(Interface dataset entries)
---------------
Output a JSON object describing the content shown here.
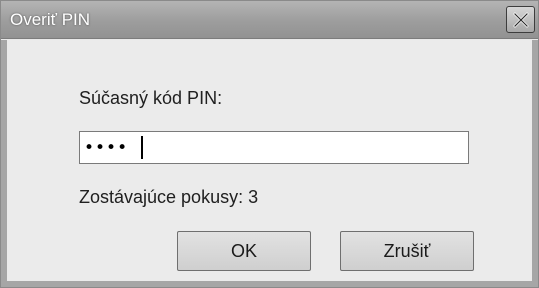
{
  "dialog": {
    "title": "Overiť PIN",
    "close_icon": "close-icon"
  },
  "form": {
    "pin_label": "Súčasný kód PIN:",
    "pin_value": "••••",
    "attempts_text": "Zostávajúce pokusy: 3"
  },
  "buttons": {
    "ok_label": "OK",
    "cancel_label": "Zrušiť"
  }
}
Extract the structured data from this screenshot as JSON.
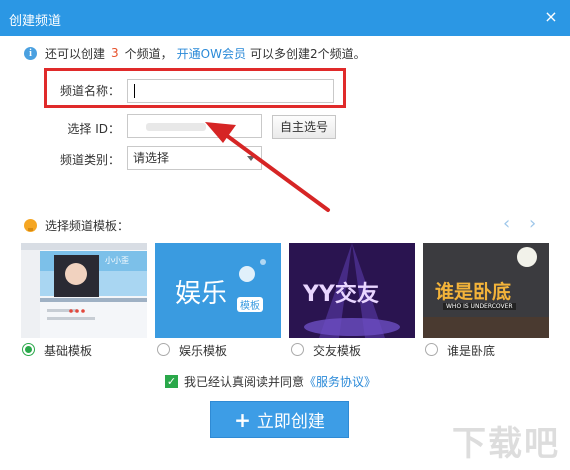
{
  "window": {
    "title": "创建频道",
    "close_symbol": "×"
  },
  "info": {
    "prefix": "还可以创建",
    "count": "3",
    "suffix": "个频道，",
    "vip_link": "开通OW会员",
    "tail": "可以多创建2个频道。"
  },
  "form": {
    "name_label": "频道名称：",
    "name_value": "",
    "id_label": "选择 ID：",
    "self_select_button": "自主选号",
    "category_label": "频道类别：",
    "category_selected": "请选择"
  },
  "templates": {
    "heading": "选择频道模板：",
    "prev_symbol": "‹",
    "next_symbol": "›",
    "items": [
      {
        "label": "基础模板",
        "selected": true
      },
      {
        "label": "娱乐模板",
        "selected": false
      },
      {
        "label": "交友模板",
        "selected": false
      },
      {
        "label": "谁是卧底",
        "selected": false
      }
    ],
    "thumb_text": {
      "basic_name": "小小歪",
      "ent_main": "娱乐",
      "ent_badge": "模板",
      "yy": "YY交友",
      "undercover_main": "谁是卧底",
      "undercover_sub": "WHO IS UNDERCOVER"
    }
  },
  "agreement": {
    "checked": true,
    "text": "我已经认真阅读并同意",
    "link": "《服务协议》"
  },
  "create_button": {
    "plus": "+",
    "label": "立即创建"
  },
  "watermark": {
    "text": "下载吧"
  },
  "colors": {
    "titlebar": "#2b97e4",
    "highlight": "#e02a2a",
    "arrow": "#d62525",
    "button": "#3d9de6",
    "accent_green": "#2aa84a"
  }
}
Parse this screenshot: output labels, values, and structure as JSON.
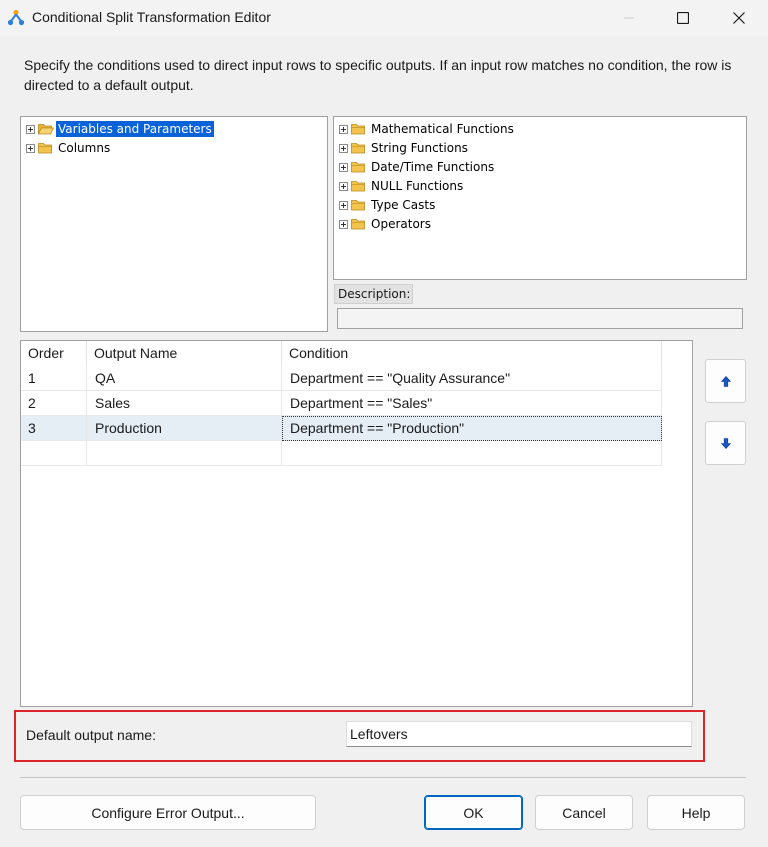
{
  "window": {
    "title": "Conditional Split Transformation Editor",
    "app_icon": "ssis-transform-icon",
    "controls": [
      "minimize-icon",
      "maximize-icon",
      "close-icon"
    ]
  },
  "instructions": "Specify the conditions used to direct input rows to specific outputs. If an input row matches no condition, the row is directed to a default output.",
  "variables_tree": {
    "items": [
      {
        "label": "Variables and Parameters",
        "selected": true,
        "icon": "folder-open-icon"
      },
      {
        "label": "Columns",
        "selected": false,
        "icon": "folder-icon"
      }
    ]
  },
  "functions_tree": {
    "items": [
      {
        "label": "Mathematical Functions",
        "icon": "folder-icon"
      },
      {
        "label": "String Functions",
        "icon": "folder-icon"
      },
      {
        "label": "Date/Time Functions",
        "icon": "folder-icon"
      },
      {
        "label": "NULL Functions",
        "icon": "folder-icon"
      },
      {
        "label": "Type Casts",
        "icon": "folder-icon"
      },
      {
        "label": "Operators",
        "icon": "folder-icon"
      }
    ]
  },
  "description": {
    "label": "Description:",
    "value": ""
  },
  "conditions_grid": {
    "columns": [
      "Order",
      "Output Name",
      "Condition"
    ],
    "rows": [
      {
        "order": "1",
        "output_name": "QA",
        "condition": "Department == \"Quality Assurance\""
      },
      {
        "order": "2",
        "output_name": "Sales",
        "condition": "Department == \"Sales\""
      },
      {
        "order": "3",
        "output_name": "Production",
        "condition": "Department == \"Production\"",
        "selected": true
      },
      {
        "order": "",
        "output_name": "",
        "condition": ""
      }
    ]
  },
  "reorder": {
    "up_icon": "arrow-up-icon",
    "down_icon": "arrow-down-icon"
  },
  "default_output": {
    "label": "Default output name:",
    "value": "Leftovers"
  },
  "buttons": {
    "configure_error": "Configure Error Output...",
    "ok": "OK",
    "cancel": "Cancel",
    "help": "Help"
  },
  "colors": {
    "selection": "#0a62d8",
    "highlight_border": "#d9262a",
    "primary_button_border": "#0067c0",
    "arrow": "#1a56c8",
    "folder": "#f2c44d"
  }
}
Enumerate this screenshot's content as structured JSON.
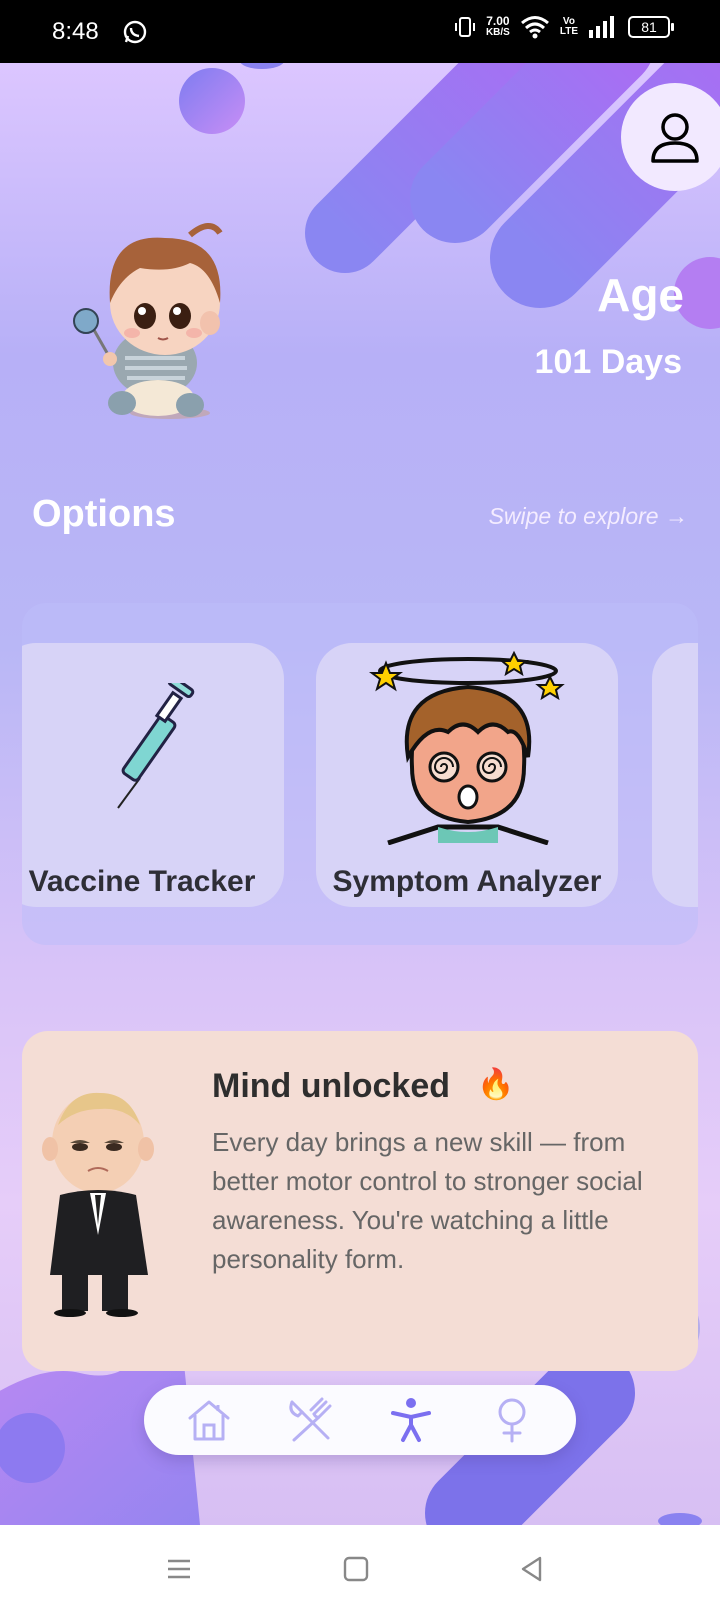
{
  "status_bar": {
    "time": "8:48",
    "net_speed_value": "7.00",
    "net_speed_unit": "KB/S",
    "volte_top": "Vo",
    "volte_bottom": "LTE",
    "battery": "81"
  },
  "header": {
    "age_label": "Age",
    "age_value": "101 Days"
  },
  "options": {
    "title": "Options",
    "swipe_hint": "Swipe to explore →",
    "cards": [
      {
        "label": "Vaccine Tracker",
        "icon": "syringe-icon"
      },
      {
        "label": "Symptom Analyzer",
        "icon": "dizzy-boy-illustration"
      }
    ]
  },
  "insight": {
    "title": "Mind unlocked",
    "emoji": "🔥",
    "body": "Every day brings a new skill — from better motor control to stronger social awareness. You're watching a little personality form."
  },
  "bottom_nav": {
    "items": [
      {
        "icon": "home-icon",
        "active": false
      },
      {
        "icon": "utensils-icon",
        "active": false
      },
      {
        "icon": "activity-person-icon",
        "active": true
      },
      {
        "icon": "female-symbol-icon",
        "active": false
      }
    ]
  },
  "colors": {
    "accent": "#7b6ff0",
    "nav_inactive": "#b6b0f4",
    "card_bg": "#d7d3f7",
    "insight_bg": "#f4ddd5"
  }
}
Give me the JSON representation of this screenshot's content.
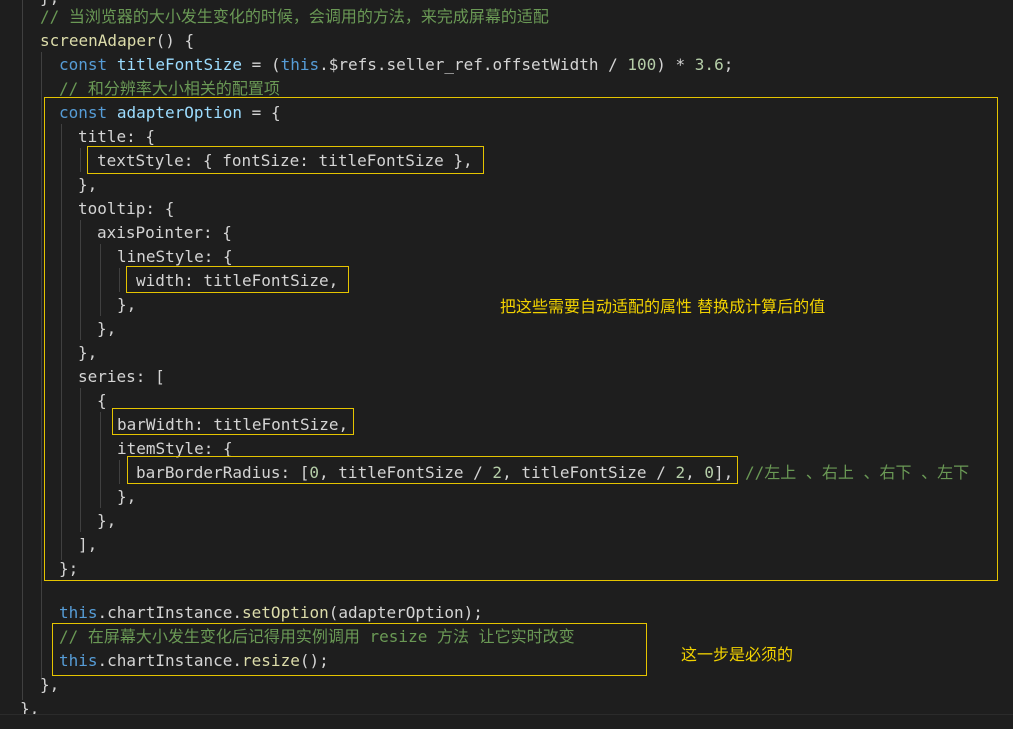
{
  "code": {
    "top_brace": "},",
    "comment_resize": "// 当浏览器的大小发生变化的时候，会调用的方法，来完成屏幕的适配",
    "fn_name": "screenAdaper",
    "fn_open": "() {",
    "const_kw": "const",
    "title_font_var": "titleFontSize",
    "assign": " = (",
    "this_kw": "this",
    "refs_expr": ".$refs.seller_ref.offsetWidth / ",
    "num_100": "100",
    "mul": ") * ",
    "num_36": "3.6",
    "semicolon": ";",
    "comment_config": "// 和分辨率大小相关的配置项",
    "adapter_var": "adapterOption",
    "assign_open": " = {",
    "title_open": "title: {",
    "textstyle_line": "textStyle: { fontSize: titleFontSize },",
    "close_comma": "},",
    "tooltip_open": "tooltip: {",
    "axispointer_open": "axisPointer: {",
    "linestyle_open": "lineStyle: {",
    "width_line": "width: titleFontSize,",
    "series_open": "series: [",
    "open_brace": "{",
    "barwidth_line": "barWidth: titleFontSize,",
    "itemstyle_open": "itemStyle: {",
    "radius_prefix": "barBorderRadius: [",
    "zero": "0",
    "radius_mid1": ", titleFontSize / ",
    "two": "2",
    "radius_mid2": ", titleFontSize / ",
    "radius_mid3": ", ",
    "radius_suffix": "],",
    "radius_comment": "//左上 、右上 、右下 、左下",
    "bracket_close": "],",
    "obj_close": "};",
    "setoption_this": "this",
    "setoption_rest": ".chartInstance.",
    "setoption_fn": "setOption",
    "setoption_args": "(adapterOption);",
    "comment_resize_call": "// 在屏幕大小发生变化后记得用实例调用 resize 方法 让它实时改变",
    "resize_this": "this",
    "resize_rest": ".chartInstance.",
    "resize_fn": "resize",
    "resize_args": "();",
    "fn_close": "},",
    "outer_close": "},"
  },
  "annotations": {
    "replace_note": "把这些需要自动适配的属性 替换成计算后的值",
    "required_note": "这一步是必须的"
  },
  "colors": {
    "background": "#1e1e1e",
    "highlight_box": "#e5c400",
    "annotation_text": "#f2d200",
    "comment": "#6a9955",
    "keyword": "#569cd6",
    "variable": "#9cdcfe",
    "function": "#dcdcaa",
    "number": "#b5cea8"
  }
}
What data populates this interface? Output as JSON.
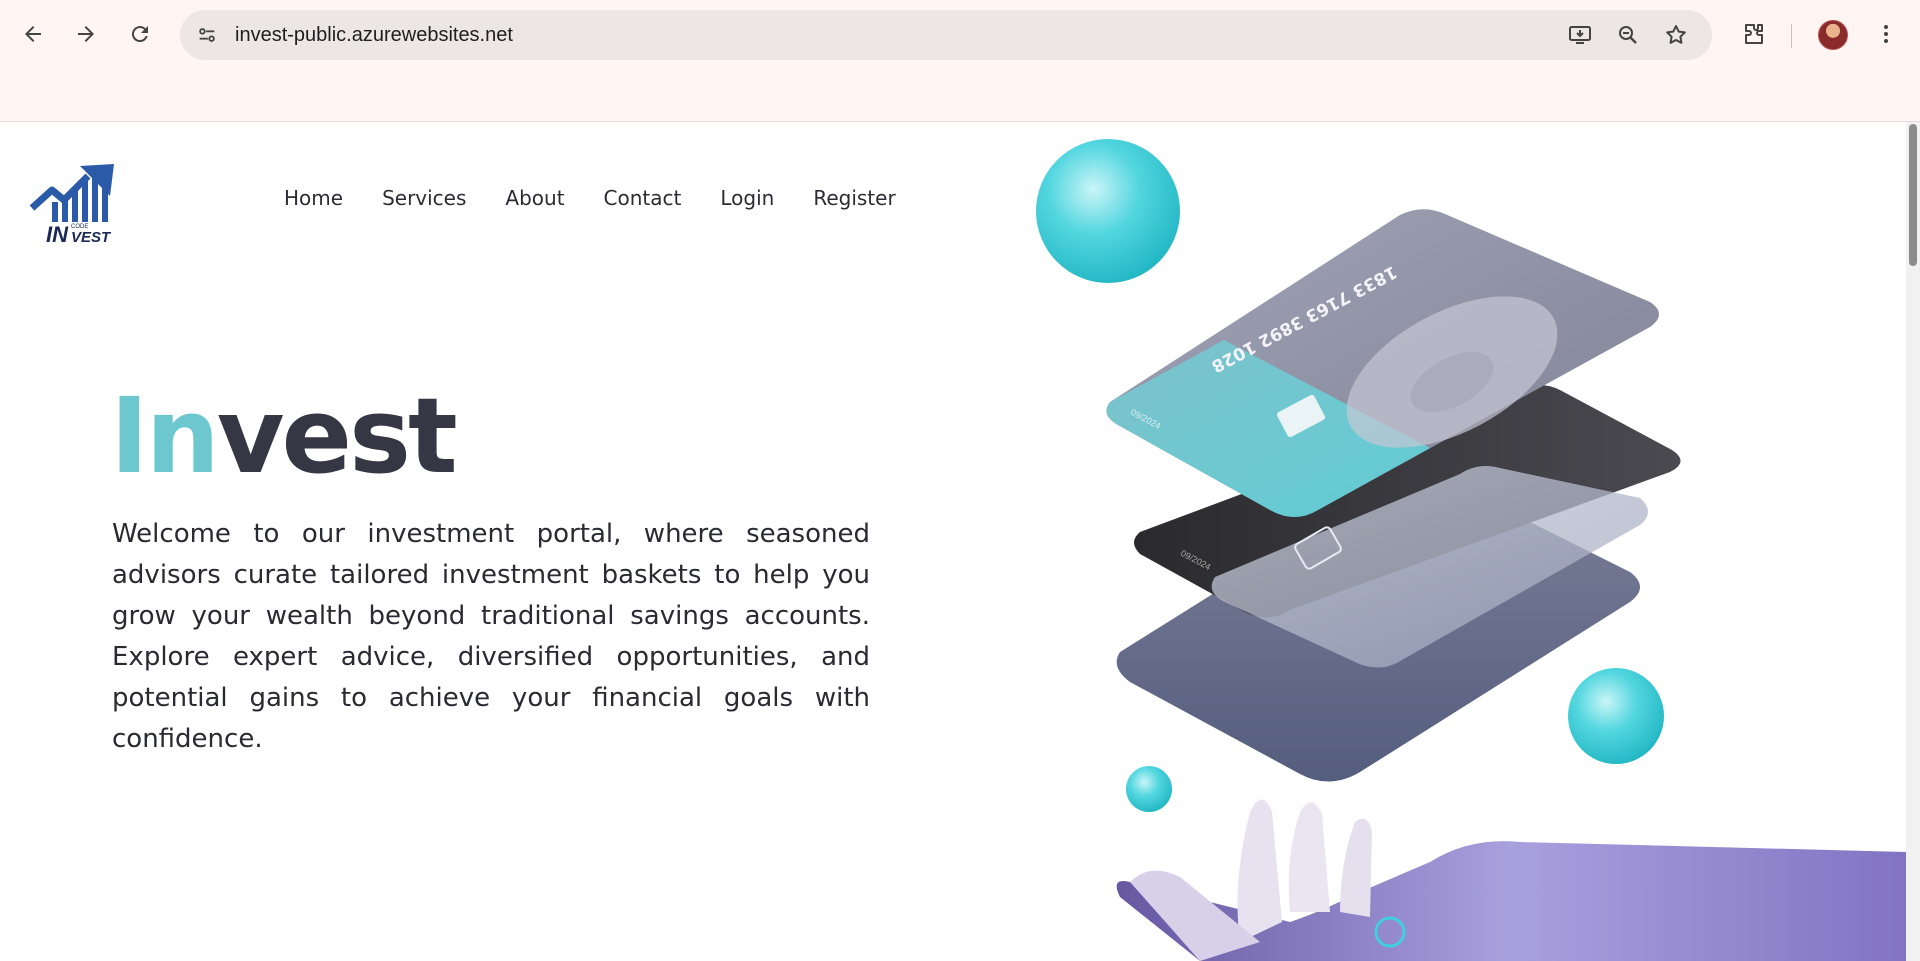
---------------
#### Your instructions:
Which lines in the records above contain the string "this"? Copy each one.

#### Task answer:
Extract the structured data from this screenshot as JSON.
Parse this screenshot: output labels, values, and structure as JSON.
Enumerate this screenshot's content as structured JSON.
Give me the JSON representation of this screenshot's content.
    "this_kw": "this",
    "setoption_this": "this",
    "resize_this": "this",
What data populates this interface? Output as JSON.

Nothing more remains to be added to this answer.